** AVAILABLE DATA follows **

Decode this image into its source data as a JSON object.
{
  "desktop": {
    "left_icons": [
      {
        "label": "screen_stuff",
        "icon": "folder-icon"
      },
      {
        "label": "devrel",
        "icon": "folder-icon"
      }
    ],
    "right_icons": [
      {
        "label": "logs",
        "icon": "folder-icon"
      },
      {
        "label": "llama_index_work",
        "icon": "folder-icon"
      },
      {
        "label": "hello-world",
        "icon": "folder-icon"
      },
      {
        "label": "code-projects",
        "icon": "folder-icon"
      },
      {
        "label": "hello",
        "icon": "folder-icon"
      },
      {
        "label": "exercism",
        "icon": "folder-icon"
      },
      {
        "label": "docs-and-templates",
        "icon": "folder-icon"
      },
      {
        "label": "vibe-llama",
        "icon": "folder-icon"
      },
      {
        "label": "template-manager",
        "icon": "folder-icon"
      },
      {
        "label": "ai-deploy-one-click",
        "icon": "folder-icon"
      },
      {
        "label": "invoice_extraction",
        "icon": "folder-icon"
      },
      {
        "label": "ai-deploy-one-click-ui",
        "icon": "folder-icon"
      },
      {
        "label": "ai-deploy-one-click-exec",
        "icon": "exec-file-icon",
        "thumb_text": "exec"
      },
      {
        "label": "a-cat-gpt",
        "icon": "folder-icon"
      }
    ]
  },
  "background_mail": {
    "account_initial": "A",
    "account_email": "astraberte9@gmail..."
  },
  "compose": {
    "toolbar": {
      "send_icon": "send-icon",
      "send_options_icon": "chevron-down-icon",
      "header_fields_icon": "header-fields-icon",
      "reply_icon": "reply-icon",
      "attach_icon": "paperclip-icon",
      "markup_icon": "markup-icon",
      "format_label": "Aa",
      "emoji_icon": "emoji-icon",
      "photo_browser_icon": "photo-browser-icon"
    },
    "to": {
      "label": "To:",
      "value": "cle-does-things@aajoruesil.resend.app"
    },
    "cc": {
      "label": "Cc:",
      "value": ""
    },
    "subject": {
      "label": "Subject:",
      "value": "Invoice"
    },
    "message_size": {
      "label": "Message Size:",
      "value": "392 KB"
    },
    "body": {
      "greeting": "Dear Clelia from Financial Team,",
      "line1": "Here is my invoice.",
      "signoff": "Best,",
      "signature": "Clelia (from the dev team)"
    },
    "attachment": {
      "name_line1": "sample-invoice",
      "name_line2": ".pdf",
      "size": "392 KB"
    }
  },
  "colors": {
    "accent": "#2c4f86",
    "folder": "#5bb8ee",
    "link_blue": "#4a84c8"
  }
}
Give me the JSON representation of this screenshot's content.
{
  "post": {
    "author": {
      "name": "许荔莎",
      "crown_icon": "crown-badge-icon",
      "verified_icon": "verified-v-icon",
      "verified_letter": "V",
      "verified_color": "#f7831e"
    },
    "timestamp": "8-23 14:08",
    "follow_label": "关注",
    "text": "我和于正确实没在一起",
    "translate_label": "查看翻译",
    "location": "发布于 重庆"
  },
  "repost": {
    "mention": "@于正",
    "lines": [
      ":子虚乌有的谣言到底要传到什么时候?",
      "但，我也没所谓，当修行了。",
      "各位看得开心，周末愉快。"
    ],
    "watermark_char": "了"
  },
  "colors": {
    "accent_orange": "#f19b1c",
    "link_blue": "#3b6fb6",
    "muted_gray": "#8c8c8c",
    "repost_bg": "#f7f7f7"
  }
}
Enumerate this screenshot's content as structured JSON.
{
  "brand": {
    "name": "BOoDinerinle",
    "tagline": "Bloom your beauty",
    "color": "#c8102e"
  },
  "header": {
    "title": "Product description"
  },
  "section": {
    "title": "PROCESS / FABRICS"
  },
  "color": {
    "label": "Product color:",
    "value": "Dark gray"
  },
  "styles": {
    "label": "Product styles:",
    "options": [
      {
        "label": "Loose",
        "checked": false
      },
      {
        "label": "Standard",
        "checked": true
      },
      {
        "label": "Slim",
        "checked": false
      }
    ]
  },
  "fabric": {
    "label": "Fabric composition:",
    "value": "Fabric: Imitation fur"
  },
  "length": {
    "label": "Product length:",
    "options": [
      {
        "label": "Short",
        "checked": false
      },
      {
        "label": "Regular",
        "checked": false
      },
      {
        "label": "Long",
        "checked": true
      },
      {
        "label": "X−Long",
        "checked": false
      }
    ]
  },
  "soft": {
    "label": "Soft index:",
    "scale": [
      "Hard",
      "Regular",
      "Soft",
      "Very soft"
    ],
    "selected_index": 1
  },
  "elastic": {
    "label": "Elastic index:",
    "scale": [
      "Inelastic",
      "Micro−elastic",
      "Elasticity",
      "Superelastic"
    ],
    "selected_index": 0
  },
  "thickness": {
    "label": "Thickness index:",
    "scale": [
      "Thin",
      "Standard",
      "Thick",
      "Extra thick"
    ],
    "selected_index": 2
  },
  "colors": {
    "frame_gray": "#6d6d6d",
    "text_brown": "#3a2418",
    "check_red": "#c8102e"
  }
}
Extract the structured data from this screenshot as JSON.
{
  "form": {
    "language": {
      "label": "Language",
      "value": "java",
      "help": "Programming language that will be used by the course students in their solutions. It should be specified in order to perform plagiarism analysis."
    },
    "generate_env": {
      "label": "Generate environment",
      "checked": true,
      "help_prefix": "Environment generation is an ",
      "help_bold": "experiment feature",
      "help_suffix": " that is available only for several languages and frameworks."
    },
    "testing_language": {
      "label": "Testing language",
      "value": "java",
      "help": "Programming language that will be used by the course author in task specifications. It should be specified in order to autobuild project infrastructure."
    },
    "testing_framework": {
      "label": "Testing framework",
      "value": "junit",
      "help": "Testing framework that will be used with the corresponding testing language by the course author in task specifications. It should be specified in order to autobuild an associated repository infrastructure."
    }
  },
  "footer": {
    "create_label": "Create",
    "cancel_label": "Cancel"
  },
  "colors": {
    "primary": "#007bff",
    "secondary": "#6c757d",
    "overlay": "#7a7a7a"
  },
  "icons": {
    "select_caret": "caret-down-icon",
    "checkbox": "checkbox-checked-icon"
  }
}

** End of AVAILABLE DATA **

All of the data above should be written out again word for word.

Decode this image into its source data as a JSON object.
{
  "desktop": {
    "left_icons": [
      {
        "label": "screen_stuff",
        "icon": "folder-icon"
      },
      {
        "label": "devrel",
        "icon": "folder-icon"
      }
    ],
    "right_icons": [
      {
        "label": "logs",
        "icon": "folder-icon"
      },
      {
        "label": "llama_index_work",
        "icon": "folder-icon"
      },
      {
        "label": "hello-world",
        "icon": "folder-icon"
      },
      {
        "label": "code-projects",
        "icon": "folder-icon"
      },
      {
        "label": "hello",
        "icon": "folder-icon"
      },
      {
        "label": "exercism",
        "icon": "folder-icon"
      },
      {
        "label": "docs-and-templates",
        "icon": "folder-icon"
      },
      {
        "label": "vibe-llama",
        "icon": "folder-icon"
      },
      {
        "label": "template-manager",
        "icon": "folder-icon"
      },
      {
        "label": "ai-deploy-one-click",
        "icon": "folder-icon"
      },
      {
        "label": "invoice_extraction",
        "icon": "folder-icon"
      },
      {
        "label": "ai-deploy-one-click-ui",
        "icon": "folder-icon"
      },
      {
        "label": "ai-deploy-one-click-exec",
        "icon": "exec-file-icon",
        "thumb_text": "exec"
      },
      {
        "label": "a-cat-gpt",
        "icon": "folder-icon"
      }
    ]
  },
  "background_mail": {
    "account_initial": "A",
    "account_email": "astraberte9@gmail..."
  },
  "compose": {
    "toolbar": {
      "send_icon": "send-icon",
      "send_options_icon": "chevron-down-icon",
      "header_fields_icon": "header-fields-icon",
      "reply_icon": "reply-icon",
      "attach_icon": "paperclip-icon",
      "markup_icon": "markup-icon",
      "format_label": "Aa",
      "emoji_icon": "emoji-icon",
      "photo_browser_icon": "photo-browser-icon"
    },
    "to": {
      "label": "To:",
      "value": "cle-does-things@aajoruesil.resend.app"
    },
    "cc": {
      "label": "Cc:",
      "value": ""
    },
    "subject": {
      "label": "Subject:",
      "value": "Invoice"
    },
    "message_size": {
      "label": "Message Size:",
      "value": "392 KB"
    },
    "body": {
      "greeting": "Dear Clelia from Financial Team,",
      "line1": "Here is my invoice.",
      "signoff": "Best,",
      "signature": "Clelia (from the dev team)"
    },
    "attachment": {
      "name_line1": "sample-invoice",
      "name_line2": ".pdf",
      "size": "392 KB"
    }
  },
  "colors": {
    "accent": "#2c4f86",
    "folder": "#5bb8ee",
    "link_blue": "#4a84c8"
  }
}
Give me the JSON representation of this screenshot's content.
{
  "post": {
    "author": {
      "name": "许荔莎",
      "crown_icon": "crown-badge-icon",
      "verified_icon": "verified-v-icon",
      "verified_letter": "V",
      "verified_color": "#f7831e"
    },
    "timestamp": "8-23 14:08",
    "follow_label": "关注",
    "text": "我和于正确实没在一起",
    "translate_label": "查看翻译",
    "location": "发布于 重庆"
  },
  "repost": {
    "mention": "@于正",
    "lines": [
      ":子虚乌有的谣言到底要传到什么时候?",
      "但，我也没所谓，当修行了。",
      "各位看得开心，周末愉快。"
    ],
    "watermark_char": "了"
  },
  "colors": {
    "accent_orange": "#f19b1c",
    "link_blue": "#3b6fb6",
    "muted_gray": "#8c8c8c",
    "repost_bg": "#f7f7f7"
  }
}
Enumerate this screenshot's content as structured JSON.
{
  "brand": {
    "name": "BOoDinerinle",
    "tagline": "Bloom your beauty",
    "color": "#c8102e"
  },
  "header": {
    "title": "Product description"
  },
  "section": {
    "title": "PROCESS / FABRICS"
  },
  "color": {
    "label": "Product color:",
    "value": "Dark gray"
  },
  "styles": {
    "label": "Product styles:",
    "options": [
      {
        "label": "Loose",
        "checked": false
      },
      {
        "label": "Standard",
        "checked": true
      },
      {
        "label": "Slim",
        "checked": false
      }
    ]
  },
  "fabric": {
    "label": "Fabric composition:",
    "value": "Fabric: Imitation fur"
  },
  "length": {
    "label": "Product length:",
    "options": [
      {
        "label": "Short",
        "checked": false
      },
      {
        "label": "Regular",
        "checked": false
      },
      {
        "label": "Long",
        "checked": true
      },
      {
        "label": "X−Long",
        "checked": false
      }
    ]
  },
  "soft": {
    "label": "Soft index:",
    "scale": [
      "Hard",
      "Regular",
      "Soft",
      "Very soft"
    ],
    "selected_index": 1
  },
  "elastic": {
    "label": "Elastic index:",
    "scale": [
      "Inelastic",
      "Micro−elastic",
      "Elasticity",
      "Superelastic"
    ],
    "selected_index": 0
  },
  "thickness": {
    "label": "Thickness index:",
    "scale": [
      "Thin",
      "Standard",
      "Thick",
      "Extra thick"
    ],
    "selected_index": 2
  },
  "colors": {
    "frame_gray": "#6d6d6d",
    "text_brown": "#3a2418",
    "check_red": "#c8102e"
  }
}
Extract the structured data from this screenshot as JSON.
{
  "form": {
    "language": {
      "label": "Language",
      "value": "java",
      "help": "Programming language that will be used by the course students in their solutions. It should be specified in order to perform plagiarism analysis."
    },
    "generate_env": {
      "label": "Generate environment",
      "checked": true,
      "help_prefix": "Environment generation is an ",
      "help_bold": "experiment feature",
      "help_suffix": " that is available only for several languages and frameworks."
    },
    "testing_language": {
      "label": "Testing language",
      "value": "java",
      "help": "Programming language that will be used by the course author in task specifications. It should be specified in order to autobuild project infrastructure."
    },
    "testing_framework": {
      "label": "Testing framework",
      "value": "junit",
      "help": "Testing framework that will be used with the corresponding testing language by the course author in task specifications. It should be specified in order to autobuild an associated repository infrastructure."
    }
  },
  "footer": {
    "create_label": "Create",
    "cancel_label": "Cancel"
  },
  "colors": {
    "primary": "#007bff",
    "secondary": "#6c757d",
    "overlay": "#7a7a7a"
  },
  "icons": {
    "select_caret": "caret-down-icon",
    "checkbox": "checkbox-checked-icon"
  }
}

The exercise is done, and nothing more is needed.